> **Activity**: Leaving out all images, return the entries below exactly.

Source records
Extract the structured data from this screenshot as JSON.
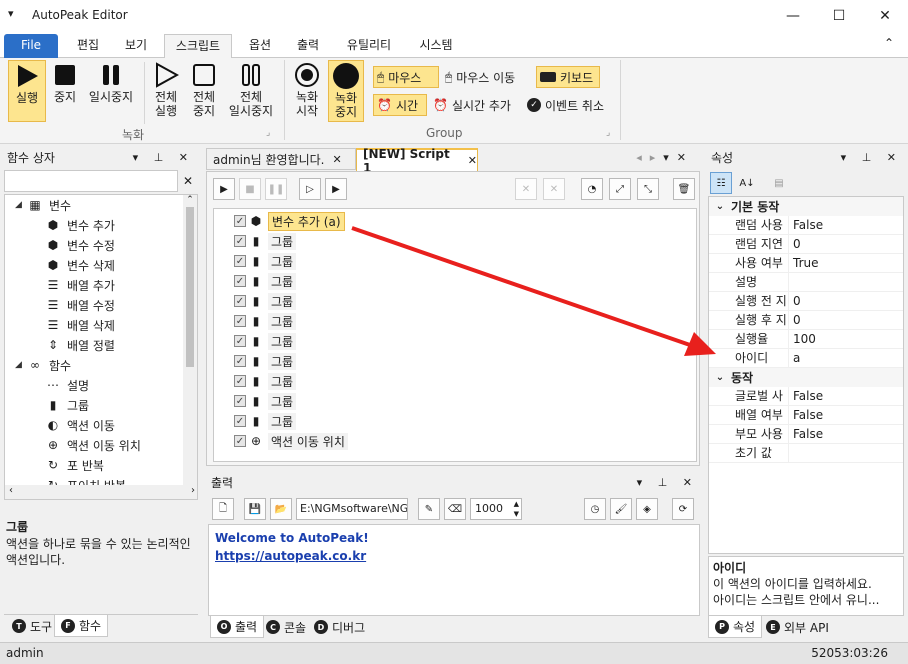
{
  "window": {
    "title": "AutoPeak Editor",
    "menu_glyph": "▾",
    "minimize": "—",
    "maximize": "☐",
    "close": "✕"
  },
  "ribbon_tabs": [
    "File",
    "편집",
    "보기",
    "스크립트",
    "옵션",
    "출력",
    "유틸리티",
    "시스템"
  ],
  "ribbon_collapse": "⌃",
  "ribbon": {
    "run": "실행",
    "stop": "중지",
    "pause": "일시중지",
    "run_all": "전체\n실행",
    "stop_all": "전체\n중지",
    "pause_all": "전체\n일시중지",
    "group1_label": "녹화",
    "rec_start": "녹화\n시작",
    "rec_stop": "녹화\n중지",
    "mouse": "마우스",
    "mouse_move": "마우스 이동",
    "keyboard": "키보드",
    "time": "시간",
    "realtime_add": "실시간 추가",
    "event_cancel": "이벤트 취소",
    "group2_label": "Group",
    "corner": "⌟"
  },
  "left_panel": {
    "title": "함수 상자",
    "search_clear": "✕",
    "tree": [
      {
        "level": 0,
        "label": "변수",
        "icon": "grid-icon",
        "toggle": "◢"
      },
      {
        "level": 1,
        "label": "변수 추가",
        "icon": "cube-icon"
      },
      {
        "level": 1,
        "label": "변수 수정",
        "icon": "cube-icon"
      },
      {
        "level": 1,
        "label": "변수 삭제",
        "icon": "cube-icon"
      },
      {
        "level": 1,
        "label": "배열 추가",
        "icon": "list-icon"
      },
      {
        "level": 1,
        "label": "배열 수정",
        "icon": "list-icon"
      },
      {
        "level": 1,
        "label": "배열 삭제",
        "icon": "list-icon"
      },
      {
        "level": 1,
        "label": "배열 정렬",
        "icon": "sort-icon"
      },
      {
        "level": 0,
        "label": "함수",
        "icon": "infinity-icon",
        "toggle": "◢"
      },
      {
        "level": 1,
        "label": "설명",
        "icon": "dots-icon"
      },
      {
        "level": 1,
        "label": "그룹",
        "icon": "group-icon"
      },
      {
        "level": 1,
        "label": "액션 이동",
        "icon": "c-icon"
      },
      {
        "level": 1,
        "label": "액션 이동 위치",
        "icon": "target-icon"
      },
      {
        "level": 1,
        "label": "포 반복",
        "icon": "loop-icon"
      },
      {
        "level": 1,
        "label": "포이치 반복",
        "icon": "loop-icon"
      }
    ],
    "desc_title": "그룹",
    "desc_text": "액션을 하나로 묶을 수 있는 논리적인 액션입니다.",
    "tabs": [
      {
        "key": "T",
        "label": "도구"
      },
      {
        "key": "F",
        "label": "함수"
      }
    ]
  },
  "doc_tabs": [
    {
      "label": "admin님 환영합니다."
    },
    {
      "label": "[NEW] Script 1"
    }
  ],
  "script": {
    "rows": [
      {
        "label": "변수 추가 (a)",
        "icon": "cube-icon"
      },
      {
        "label": "그룹",
        "icon": "group-icon"
      },
      {
        "label": "그룹",
        "icon": "group-icon"
      },
      {
        "label": "그룹",
        "icon": "group-icon"
      },
      {
        "label": "그룹",
        "icon": "group-icon"
      },
      {
        "label": "그룹",
        "icon": "group-icon"
      },
      {
        "label": "그룹",
        "icon": "group-icon"
      },
      {
        "label": "그룹",
        "icon": "group-icon"
      },
      {
        "label": "그룹",
        "icon": "group-icon"
      },
      {
        "label": "그룹",
        "icon": "group-icon"
      },
      {
        "label": "그룹",
        "icon": "group-icon"
      },
      {
        "label": "액션 이동 위치",
        "icon": "target-icon"
      }
    ]
  },
  "output": {
    "title": "출력",
    "path": "E:\\NGMsoftware\\NG",
    "limit": "1000",
    "welcome": "Welcome to AutoPeak!",
    "link": "https://autopeak.co.kr",
    "tabs": [
      {
        "key": "O",
        "label": "출력"
      },
      {
        "key": "C",
        "label": "콘솔"
      },
      {
        "key": "D",
        "label": "디버그"
      }
    ]
  },
  "props": {
    "title": "속성",
    "categories": [
      {
        "name": "기본 동작",
        "rows": [
          {
            "k": "랜덤 사용",
            "v": "False"
          },
          {
            "k": "랜덤 지연",
            "v": "0"
          },
          {
            "k": "사용 여부",
            "v": "True"
          },
          {
            "k": "설명",
            "v": ""
          },
          {
            "k": "실행 전 지",
            "v": "0"
          },
          {
            "k": "실행 후 지",
            "v": "0"
          },
          {
            "k": "실행율",
            "v": "100"
          },
          {
            "k": "아이디",
            "v": "a"
          }
        ]
      },
      {
        "name": "동작",
        "rows": [
          {
            "k": "글로벌 사",
            "v": "False"
          },
          {
            "k": "배열 여부",
            "v": "False"
          },
          {
            "k": "부모 사용",
            "v": "False"
          },
          {
            "k": "초기 값",
            "v": ""
          }
        ]
      }
    ],
    "desc_title": "아이디",
    "desc_line1": "이 액션의 아이디를 입력하세요.",
    "desc_line2": "아이디는 스크립트 안에서 유니...",
    "tabs": [
      {
        "key": "P",
        "label": "속성"
      },
      {
        "key": "E",
        "label": "외부 API"
      }
    ]
  },
  "status": {
    "user": "admin",
    "time": "52053:03:26"
  },
  "colors": {
    "accent": "#2b6fc8",
    "highlight": "#fde58f",
    "arrow": "#e8201d",
    "link": "#1a3fae"
  }
}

> **Solution for this problem**:
Extract the structured data from this screenshot as JSON.
{
  "window": {
    "title": "AutoPeak Editor",
    "menu_glyph": "▾",
    "minimize": "—",
    "maximize": "☐",
    "close": "✕"
  },
  "ribbon_tabs": [
    "File",
    "편집",
    "보기",
    "스크립트",
    "옵션",
    "출력",
    "유틸리티",
    "시스템"
  ],
  "ribbon_collapse": "⌃",
  "ribbon": {
    "run": "실행",
    "stop": "중지",
    "pause": "일시중지",
    "run_all": "전체\n실행",
    "stop_all": "전체\n중지",
    "pause_all": "전체\n일시중지",
    "group1_label": "녹화",
    "rec_start": "녹화\n시작",
    "rec_stop": "녹화\n중지",
    "mouse": "마우스",
    "mouse_move": "마우스 이동",
    "keyboard": "키보드",
    "time": "시간",
    "realtime_add": "실시간 추가",
    "event_cancel": "이벤트 취소",
    "group2_label": "Group",
    "corner": "⌟"
  },
  "left_panel": {
    "title": "함수 상자",
    "search_clear": "✕",
    "tree": [
      {
        "level": 0,
        "label": "변수",
        "icon": "grid-icon",
        "toggle": "◢"
      },
      {
        "level": 1,
        "label": "변수 추가",
        "icon": "cube-icon"
      },
      {
        "level": 1,
        "label": "변수 수정",
        "icon": "cube-icon"
      },
      {
        "level": 1,
        "label": "변수 삭제",
        "icon": "cube-icon"
      },
      {
        "level": 1,
        "label": "배열 추가",
        "icon": "list-icon"
      },
      {
        "level": 1,
        "label": "배열 수정",
        "icon": "list-icon"
      },
      {
        "level": 1,
        "label": "배열 삭제",
        "icon": "list-icon"
      },
      {
        "level": 1,
        "label": "배열 정렬",
        "icon": "sort-icon"
      },
      {
        "level": 0,
        "label": "함수",
        "icon": "infinity-icon",
        "toggle": "◢"
      },
      {
        "level": 1,
        "label": "설명",
        "icon": "dots-icon"
      },
      {
        "level": 1,
        "label": "그룹",
        "icon": "group-icon"
      },
      {
        "level": 1,
        "label": "액션 이동",
        "icon": "c-icon"
      },
      {
        "level": 1,
        "label": "액션 이동 위치",
        "icon": "target-icon"
      },
      {
        "level": 1,
        "label": "포 반복",
        "icon": "loop-icon"
      },
      {
        "level": 1,
        "label": "포이치 반복",
        "icon": "loop-icon"
      }
    ],
    "desc_title": "그룹",
    "desc_text": "액션을 하나로 묶을 수 있는 논리적인 액션입니다.",
    "tabs": [
      {
        "key": "T",
        "label": "도구"
      },
      {
        "key": "F",
        "label": "함수"
      }
    ]
  },
  "doc_tabs": [
    {
      "label": "admin님 환영합니다."
    },
    {
      "label": "[NEW] Script 1"
    }
  ],
  "script": {
    "rows": [
      {
        "label": "변수 추가 (a)",
        "icon": "cube-icon"
      },
      {
        "label": "그룹",
        "icon": "group-icon"
      },
      {
        "label": "그룹",
        "icon": "group-icon"
      },
      {
        "label": "그룹",
        "icon": "group-icon"
      },
      {
        "label": "그룹",
        "icon": "group-icon"
      },
      {
        "label": "그룹",
        "icon": "group-icon"
      },
      {
        "label": "그룹",
        "icon": "group-icon"
      },
      {
        "label": "그룹",
        "icon": "group-icon"
      },
      {
        "label": "그룹",
        "icon": "group-icon"
      },
      {
        "label": "그룹",
        "icon": "group-icon"
      },
      {
        "label": "그룹",
        "icon": "group-icon"
      },
      {
        "label": "액션 이동 위치",
        "icon": "target-icon"
      }
    ]
  },
  "output": {
    "title": "출력",
    "path": "E:\\NGMsoftware\\NG",
    "limit": "1000",
    "welcome": "Welcome to AutoPeak!",
    "link": "https://autopeak.co.kr",
    "tabs": [
      {
        "key": "O",
        "label": "출력"
      },
      {
        "key": "C",
        "label": "콘솔"
      },
      {
        "key": "D",
        "label": "디버그"
      }
    ]
  },
  "props": {
    "title": "속성",
    "categories": [
      {
        "name": "기본 동작",
        "rows": [
          {
            "k": "랜덤 사용",
            "v": "False"
          },
          {
            "k": "랜덤 지연",
            "v": "0"
          },
          {
            "k": "사용 여부",
            "v": "True"
          },
          {
            "k": "설명",
            "v": ""
          },
          {
            "k": "실행 전 지",
            "v": "0"
          },
          {
            "k": "실행 후 지",
            "v": "0"
          },
          {
            "k": "실행율",
            "v": "100"
          },
          {
            "k": "아이디",
            "v": "a"
          }
        ]
      },
      {
        "name": "동작",
        "rows": [
          {
            "k": "글로벌 사",
            "v": "False"
          },
          {
            "k": "배열 여부",
            "v": "False"
          },
          {
            "k": "부모 사용",
            "v": "False"
          },
          {
            "k": "초기 값",
            "v": ""
          }
        ]
      }
    ],
    "desc_title": "아이디",
    "desc_line1": "이 액션의 아이디를 입력하세요.",
    "desc_line2": "아이디는 스크립트 안에서 유니...",
    "tabs": [
      {
        "key": "P",
        "label": "속성"
      },
      {
        "key": "E",
        "label": "외부 API"
      }
    ]
  },
  "status": {
    "user": "admin",
    "time": "52053:03:26"
  },
  "colors": {
    "accent": "#2b6fc8",
    "highlight": "#fde58f",
    "arrow": "#e8201d",
    "link": "#1a3fae"
  }
}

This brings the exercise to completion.